Do you belong to Generation Jones, or the so-called Lost Generation? Do you still consider yourself a baby boomer? Does blogging come easier to you?
Generation Jones (the long-lost generation between the Boomers and Xers, born 1954-1965.
Read what Wikipedia has to say:
American social commentator Jonathan Pontell defined this generation and coined the term naming it. Generation Jones has been referred to as a heretofore lost generation between the Baby boomers and Generation X, since prior to the popularization of Pontell’s theory, its members were included with either the Boomers or X’ers.
The name “Generation Jones” has several connotations, including: a large anonymous generation, and a “Keeping up with the Joneses” competitiveness borne from this generation’s populous birth years.

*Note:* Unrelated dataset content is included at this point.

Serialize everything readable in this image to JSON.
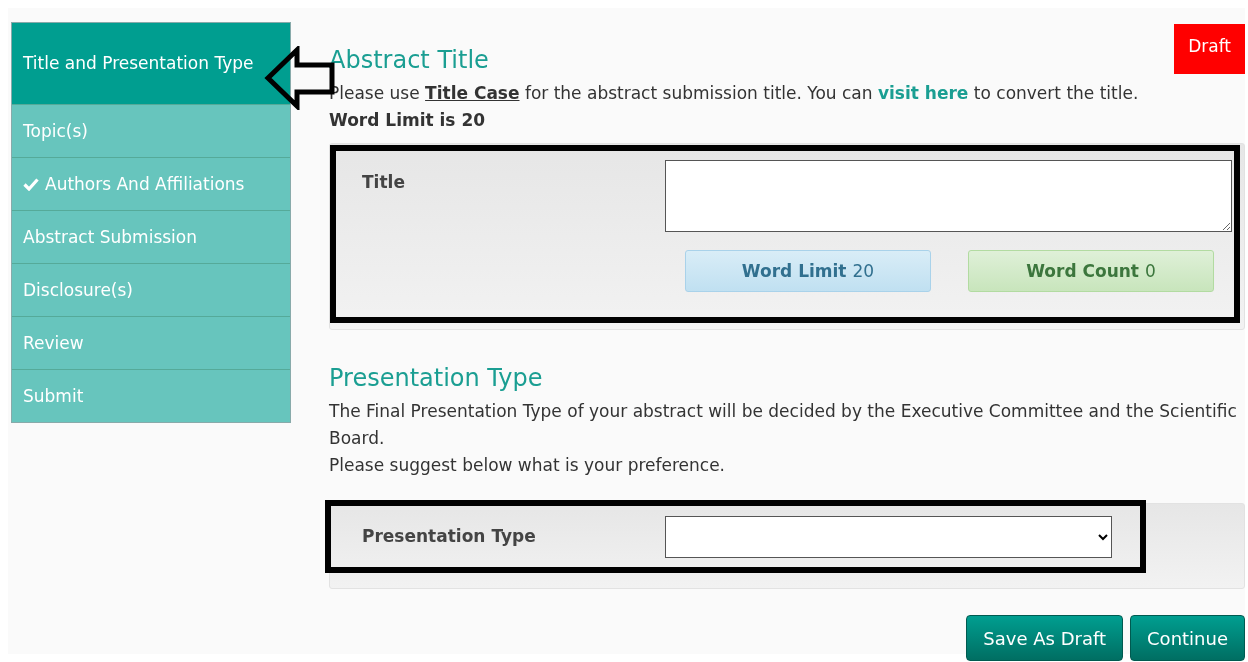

The connotation, however, which is perhaps best known stems from the slang word “jones” or “jonesing”, which means a yearning or craving. Jonesers were the people who as teens in the 1970’s made this slang word popular, but beyond this historical claim, many believe the concept of jonesing is among this generation’s key collective personality traits. Jonesers were given huge expectations as children in the optimistic 1960’s, and then confronted with a different reality as they came of age in the pessimistic 1970’s, leaving them with a certain unrequited, jonesing quality.
In demographic terms, Generation Jones was part of the baby boom which ended in the early 1960s. However, the events stereotypically associated with generational discussion of Boomers, including protests over civil rights and the Vietnam war and the emergence of rock music took place while the members of Generation Jones were still children or early teenagers. This is the situation described by Sex Pistols bass player Sid Vicious, who said that he had missed the Summer of Love because he was too busy playing with his Action Man. Thus the early life experience of this group was more similar, in many respects, to that commonly imputed to Generation X. Generation Jones is thus associated with such pop icons such as Pong, the “Walkman”, Rubik’s Cube and MTV.
This age group became politically active in the United States during the Presidential campaigns of Ronald Reagan, who was extremely popular among people of this age group. “The turn toward the Republicans was based very much on how the young felt about Ronald Reagan’s performance in office,” said Helmut Norpoth, a political scientist at the State University of New York at Stony Brook. In the 2008 election, surveys found that fans of classic rock music, popular during this period, tended to favor the Republicans.
Generation Jones has been the recipient of extensive media attention. It has been written about in hundreds of newspapers and magazines and discussed frequently on TV and radio shows. Pontell appears regularly on TV networks such as CNN, MSNBC, and the BBC, discussing the cultural, political, and economic implications of this generation’s emergence.
In the business world, Generation Jones has become a part of the strategic planning of many companies and industries, particularly in the context of targeting Jonesers through marketing efforts. Numerous industries have created new products and brands to specifically target Jonesers, like the radio industry, which has created “GenJones” radio formats.
Politically, Generation Jones has emerged as a crucial voting segment in Western elections. In the U.S. 2006 Midterm and 2004 Presidential elections, and the 2005 U.K. elections, Generation Jones’ electoral role was widely described as pivotal by the media and political pollsters. In the 2008 U.S. Presidential election, Generation Jones was again seen as a key electoral segment, partly because of its large size as almost a third of all voters, and because of the high degree to which its members were swing voters during the election cycle. Influential journalists like Clarence Page and Peter Fenn] singled out Generation Jones voters as crucial in the final weeks of the campaign.
The election to President of Barack Obama, born in 1961, focused more attention on Generation Jones. Many influential journalists, publications, and experts pointed out that Obama is a member of Generation Jones, including Jonathan Alter (Newsweek),[David Brooks (The New York Times), and Karen Tumulty (Time Magazine
Well, I gues the next question is do you mind being called a baby boomer too?